EXERCISE GOAL. Within the records, which lines hold the string "будет"? Report each one by copying it.
** Opening TASK DATA block **
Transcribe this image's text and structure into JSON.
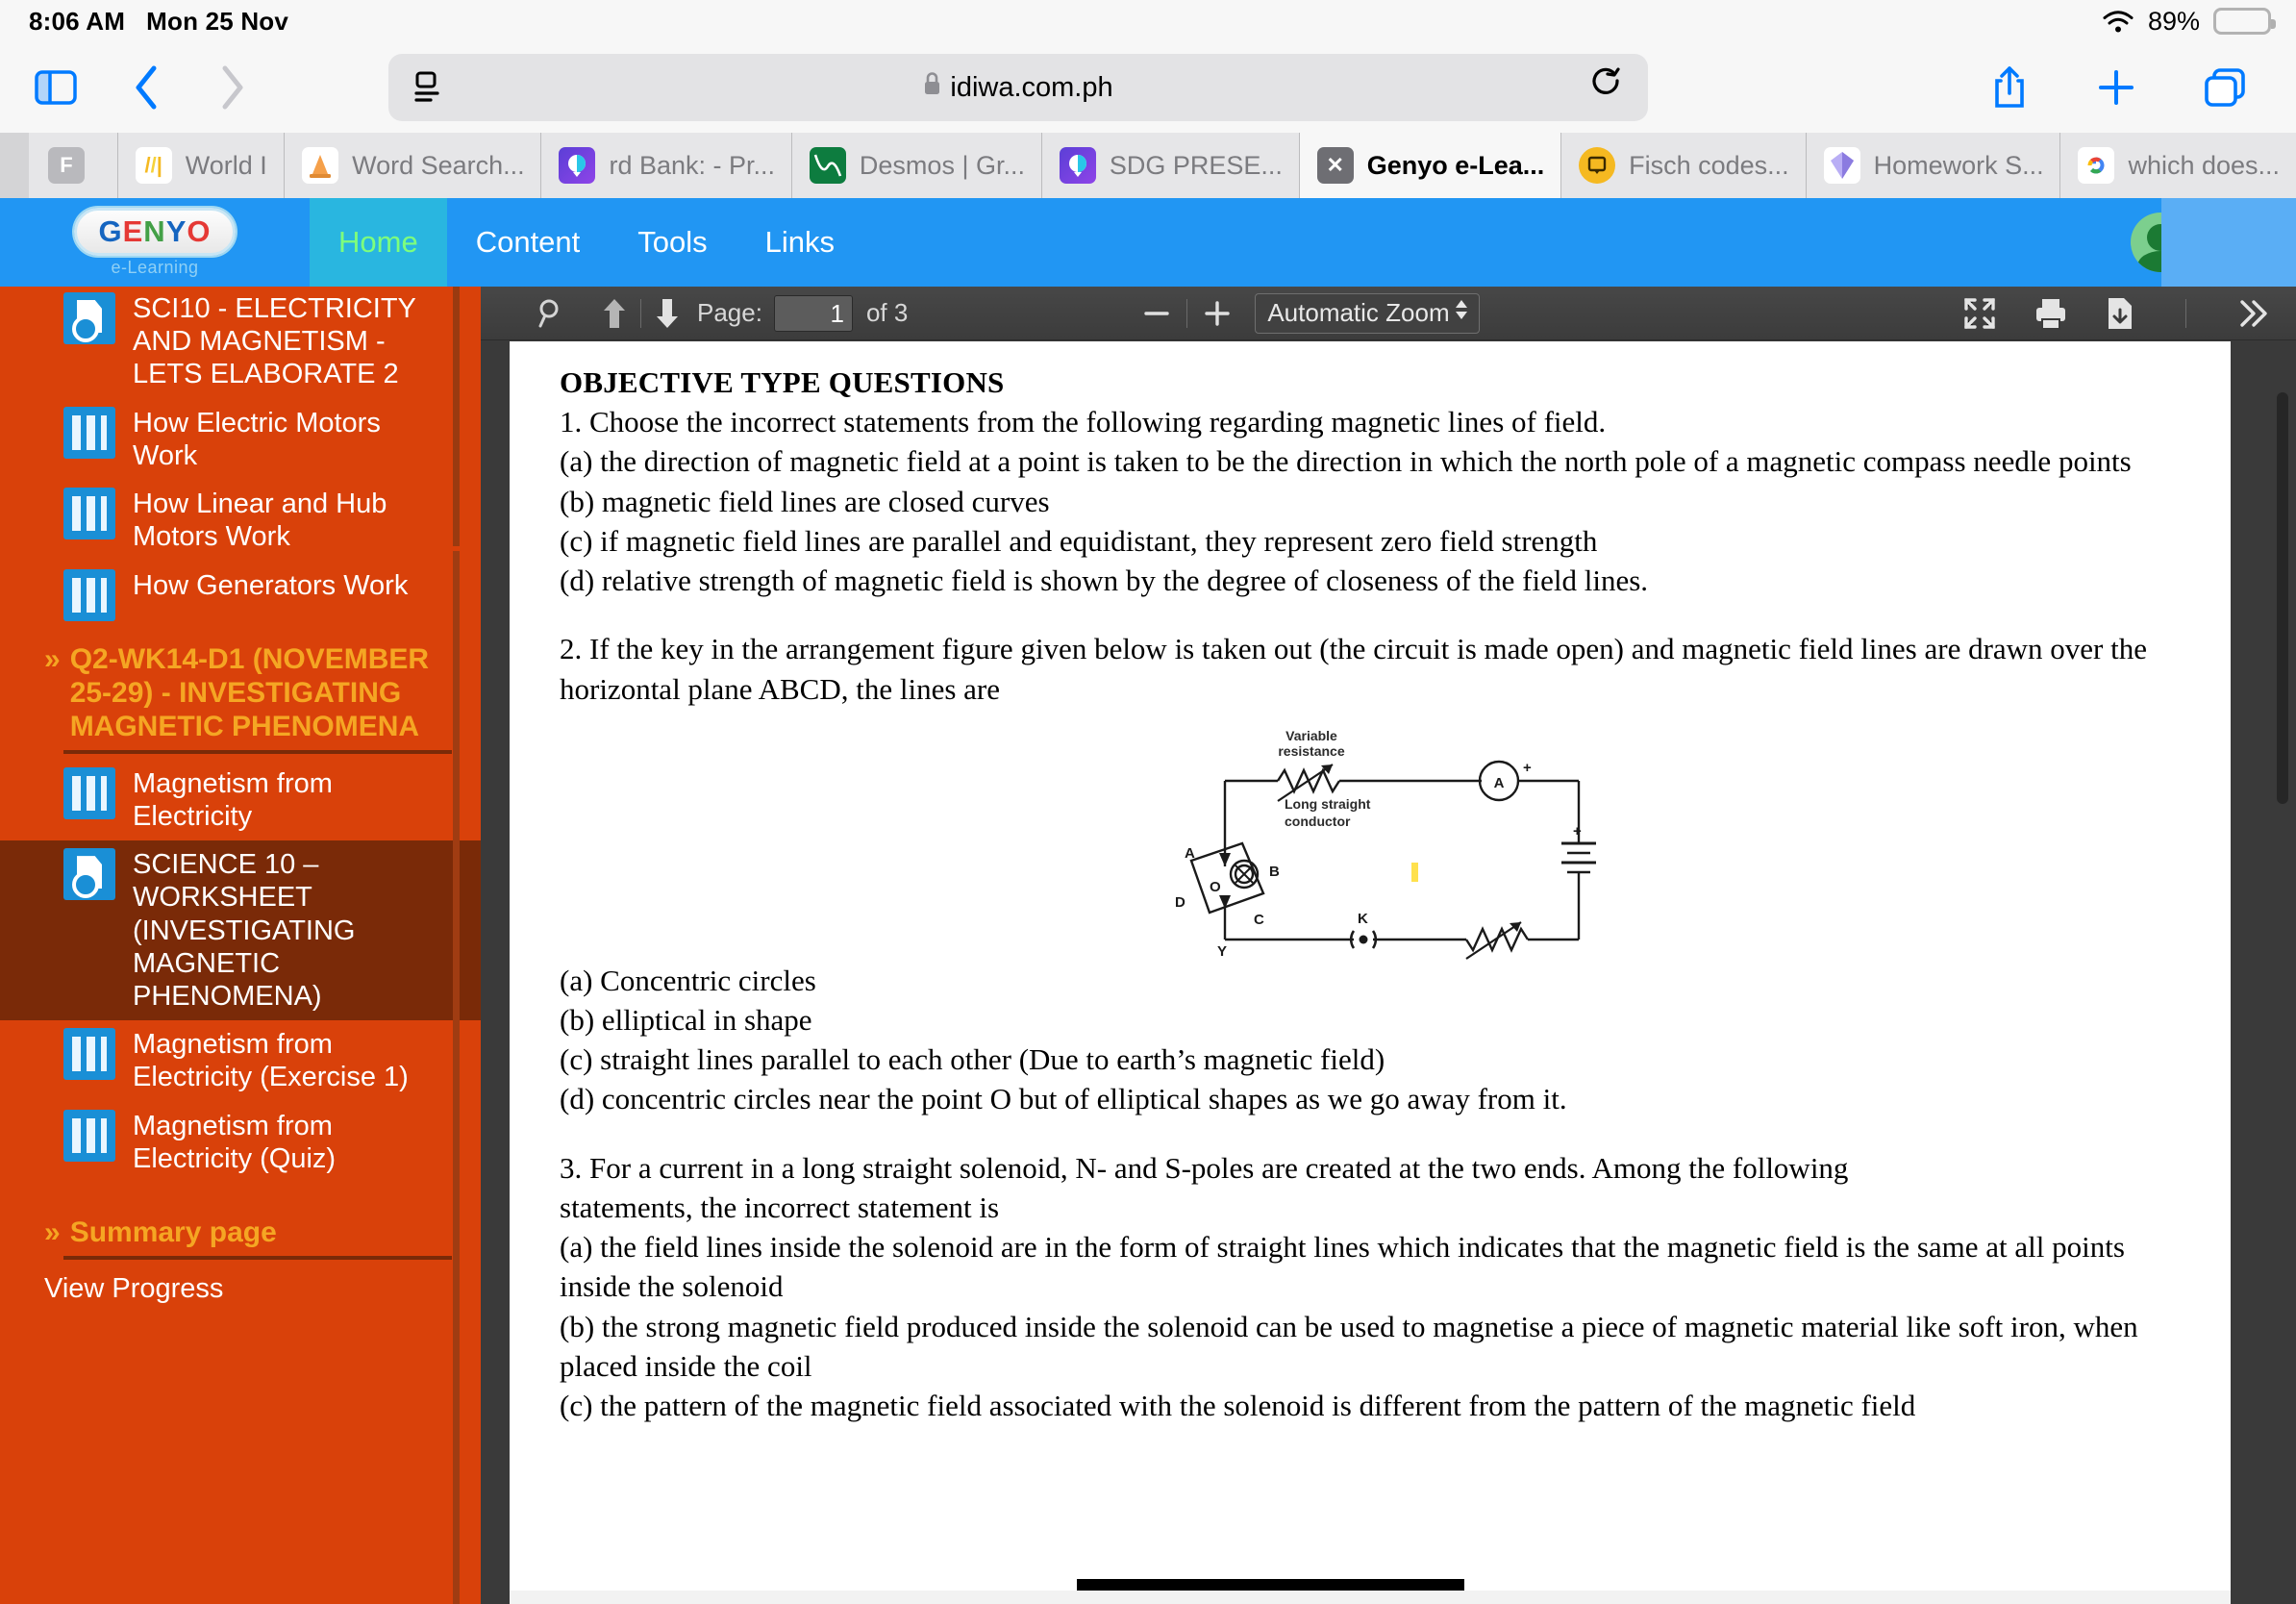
{
  "status_bar": {
    "time": "8:06 AM",
    "date": "Mon 25 Nov",
    "battery_percent": "89%",
    "wifi_icon": "wifi-icon",
    "battery_icon": "battery-icon",
    "battery_color": "#ffcc00"
  },
  "browser": {
    "sidebar_toggle_icon": "sidebar-toggle-icon",
    "back_icon": "chevron-left-icon",
    "forward_icon": "chevron-right-icon",
    "reader_icon": "reader-view-icon",
    "lock_icon": "lock-icon",
    "url": "idiwa.com.ph",
    "reload_icon": "reload-icon",
    "share_icon": "share-icon",
    "new_tab_icon": "plus-icon",
    "tabs_overview_icon": "tabs-overview-icon"
  },
  "tabs": [
    {
      "label": "",
      "favicon": "F",
      "favicon_color": "#b9b9bd",
      "active": false,
      "pinned": true
    },
    {
      "label": "World I",
      "favicon": "//|",
      "favicon_color": "#ffffff",
      "active": false,
      "pinned": false
    },
    {
      "label": "Word Search...",
      "favicon": "traffic-cone-icon",
      "favicon_color": "#ffffff",
      "active": false,
      "pinned": false
    },
    {
      "label": "rd Bank: - Pr...",
      "favicon": "quizizz-icon",
      "favicon_color": "#8854d0",
      "active": false,
      "pinned": false
    },
    {
      "label": "Desmos | Gr...",
      "favicon": "desmos-icon",
      "favicon_color": "#0d7c3f",
      "active": false,
      "pinned": false
    },
    {
      "label": "SDG PRESE...",
      "favicon": "quizizz-icon",
      "favicon_color": "#8854d0",
      "active": false,
      "pinned": false
    },
    {
      "label": "Genyo e-Lea...",
      "favicon": "x-icon",
      "favicon_color": "#6e6e73",
      "active": true,
      "pinned": false
    },
    {
      "label": "Fisch codes...",
      "favicon": "figma-jam-icon",
      "favicon_color": "#f5b921",
      "active": false,
      "pinned": false
    },
    {
      "label": "Homework S...",
      "favicon": "gem-icon",
      "favicon_color": "#ffffff",
      "active": false,
      "pinned": false
    },
    {
      "label": "which does...",
      "favicon": "google-icon",
      "favicon_color": "#ffffff",
      "active": false,
      "pinned": false
    }
  ],
  "genyo_nav": {
    "logo_text": "GENYO",
    "logo_sub": "e-Learning",
    "items": [
      {
        "label": "Home",
        "active": true
      },
      {
        "label": "Content",
        "active": false
      },
      {
        "label": "Tools",
        "active": false
      },
      {
        "label": "Links",
        "active": false
      }
    ],
    "avatar": "user-avatar",
    "chevron": "chevron-down-icon"
  },
  "sidebar": {
    "background": "#d9410a",
    "items": [
      {
        "type": "item",
        "icon": "doc",
        "label": "SCI10 - ELECTRICITY AND MAGNETISM - LETS ELABORATE 2",
        "selected": false
      },
      {
        "type": "item",
        "icon": "bars",
        "label": "How Electric Motors Work",
        "selected": false
      },
      {
        "type": "item",
        "icon": "bars",
        "label": "How Linear and Hub Motors Work",
        "selected": false
      },
      {
        "type": "item",
        "icon": "bars",
        "label": "How Generators Work",
        "selected": false
      },
      {
        "type": "section",
        "label": "Q2-WK14-D1 (NOVEMBER 25-29) - INVESTIGATING MAGNETIC PHENOMENA",
        "chevron": "»"
      },
      {
        "type": "item",
        "icon": "bars",
        "label": "Magnetism from Electricity",
        "selected": false
      },
      {
        "type": "item",
        "icon": "doc",
        "label": "SCIENCE 10 – WORKSHEET (INVESTIGATING MAGNETIC PHENOMENA)",
        "selected": true
      },
      {
        "type": "item",
        "icon": "bars",
        "label": "Magnetism from Electricity (Exercise 1)",
        "selected": false
      },
      {
        "type": "item",
        "icon": "bars",
        "label": "Magnetism from Electricity (Quiz)",
        "selected": false
      },
      {
        "type": "section",
        "label": "Summary page",
        "chevron": "»"
      },
      {
        "type": "plain",
        "label": "View Progress"
      }
    ]
  },
  "pdf_toolbar": {
    "search_icon": "search-icon",
    "prev_page_icon": "arrow-up-icon",
    "next_page_icon": "arrow-down-icon",
    "page_label": "Page:",
    "page_value": "1",
    "page_total": "of 3",
    "zoom_out_icon": "minus-icon",
    "zoom_in_icon": "plus-icon",
    "zoom_value": "Automatic Zoom",
    "presentation_icon": "fullscreen-icon",
    "print_icon": "print-icon",
    "download_icon": "download-icon",
    "more_icon": "double-chevron-right-icon"
  },
  "document": {
    "heading": "OBJECTIVE TYPE QUESTIONS",
    "q1": {
      "stem": "1. Choose the incorrect statements from the following regarding magnetic lines of field.",
      "options": [
        "(a) the direction of magnetic field at a point is taken to be the direction in which the north pole of a magnetic compass needle points",
        "(b) magnetic field lines are closed curves",
        "(c) if magnetic field lines are parallel and equidistant, they represent zero field strength",
        "(d) relative strength of magnetic field is shown by the degree of closeness of the field lines."
      ]
    },
    "q2": {
      "stem": "2. If the key in the arrangement figure given below is taken out (the circuit is made open) and magnetic field lines are drawn over the horizontal plane ABCD, the lines are",
      "figure": {
        "labels": [
          "Variable resistance",
          "Long straight conductor",
          "A",
          "B",
          "C",
          "D",
          "O",
          "K",
          "Y",
          "A",
          "+",
          "+"
        ],
        "variable_resistance": "Variable\nresistance",
        "conductor": "Long straight\nconductor",
        "ammeter": "A",
        "plane_points": [
          "A",
          "B",
          "C",
          "D"
        ],
        "center": "O",
        "key": "K",
        "terminal": "Y"
      },
      "options": [
        "(a) Concentric circles",
        "(b) elliptical in shape",
        "(c) straight lines parallel to each other (Due to earth’s magnetic field)",
        "(d) concentric circles near the point O but of elliptical shapes as we go away from it."
      ]
    },
    "q3": {
      "stem": "3. For a current in a long straight solenoid, N- and S-poles are created at the two ends. Among the following statements, the incorrect statement is",
      "options": [
        "(a) the field lines inside the solenoid are in the form of straight lines which indicates that the magnetic field is the same at all points inside the solenoid",
        "(b) the strong magnetic field produced inside the solenoid can be used to magnetise a piece of magnetic material like soft iron, when placed inside the coil",
        "(c) the pattern of the magnetic field associated with the solenoid is different from the pattern of the magnetic field"
      ]
    }
  }
}
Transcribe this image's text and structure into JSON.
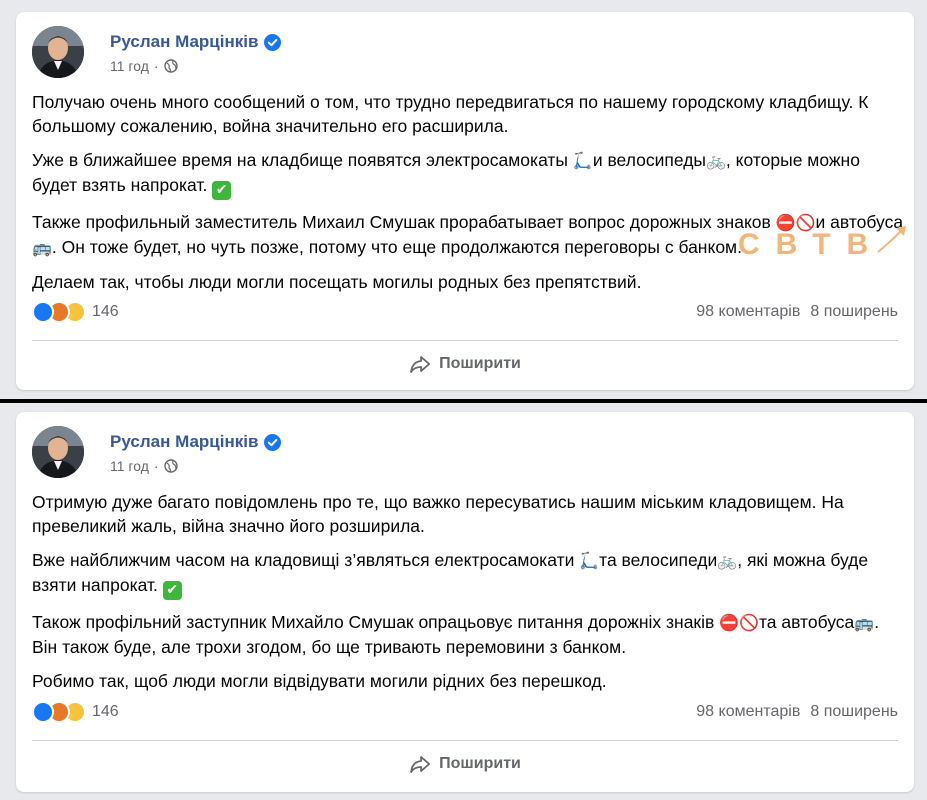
{
  "posts": [
    {
      "author": "Руслан Марцінків",
      "time": "11 год",
      "paragraphs": {
        "p1": "Получаю очень много сообщений о том, что трудно передвигаться по нашему городскому кладбищу. К большому сожалению, война значительно его расширила.",
        "p2a": "Уже в ближайшее время на кладбище появятся электросамокаты ",
        "p2b": "и велосипеды",
        "p2c": ", которые можно будет взять напрокат. ",
        "p3a": "Также профильный заместитель Михаил Смушак прорабатывает вопрос дорожных знаков ",
        "p3b": "и автобуса",
        "p3c": ". Он тоже будет, но чуть позже, потому что еще продолжаются переговоры с банком.",
        "p4": "Делаем так, чтобы люди могли посещать могилы родных без препятствий."
      },
      "reaction_count": "146",
      "comments": "98 коментарів",
      "shares": "8 поширень",
      "share_label": "Поширити"
    },
    {
      "author": "Руслан Марцінків",
      "time": "11 год",
      "paragraphs": {
        "p1": "Отримую дуже багато повідомлень про те, що важко пересуватись нашим міським кладовищем. На превеликий жаль, війна значно його розширила.",
        "p2a": "Вже найближчим часом на кладовищі з’являться електросамокати ",
        "p2b": "та велосипеди",
        "p2c": ", які можна буде взяти напрокат. ",
        "p3a": "Також профільний заступник Михайло Смушак опрацьовує питання дорожніх знаків ",
        "p3b": "та автобуса",
        "p3c": ". Він також буде, але трохи згодом, бо ще тривають перемовини з банком.",
        "p4": "Робимо так, щоб люди могли відвідувати могили рідних без перешкод."
      },
      "reaction_count": "146",
      "comments": "98 коментарів",
      "shares": "8 поширень",
      "share_label": "Поширити"
    }
  ],
  "watermark": "СВТВ",
  "icons": {
    "scooter": "🛴",
    "bicycle": "🚲",
    "no_entry": "⛔🚫",
    "bus": "🚌",
    "check": "✔"
  },
  "colors": {
    "author": "#385898",
    "meta": "#65676b",
    "like": "#1877f2",
    "angry": "#e8772a",
    "haha": "#f7c33d",
    "check": "#3eb53b",
    "watermark": "#f2b57a"
  }
}
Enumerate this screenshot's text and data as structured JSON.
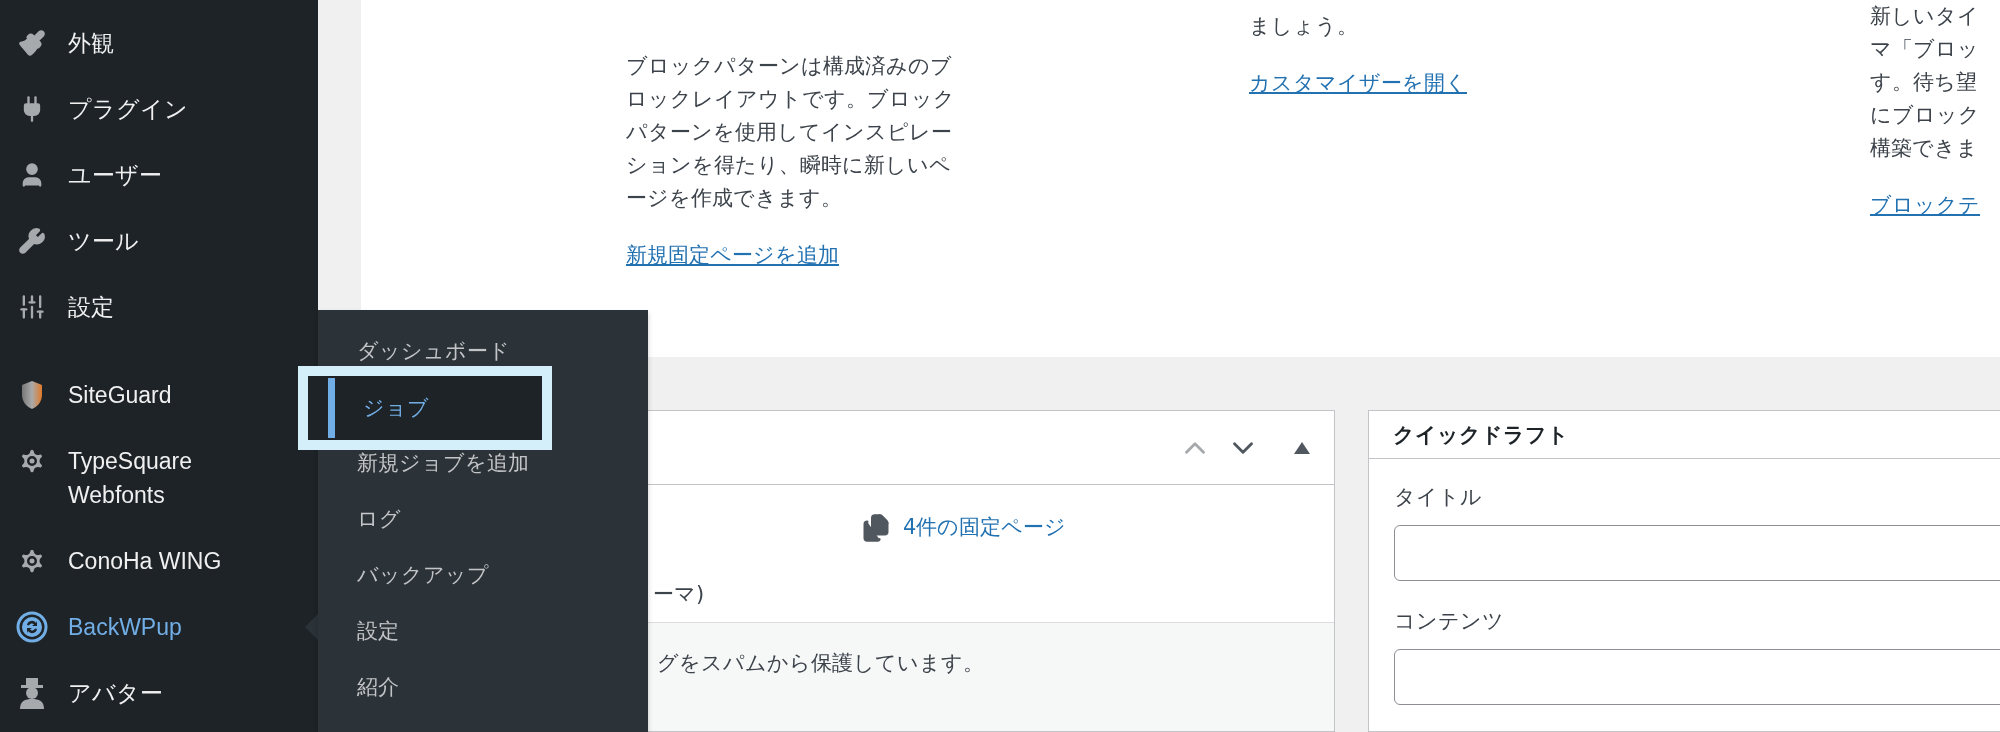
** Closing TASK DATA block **
RESULT OF THIS TASK.
        "p2c": ", которые можно будет взять напрокат. ",
        "p3c": ". Он тоже будет, но чуть позже, потому что еще продолжаются переговоры с банком.",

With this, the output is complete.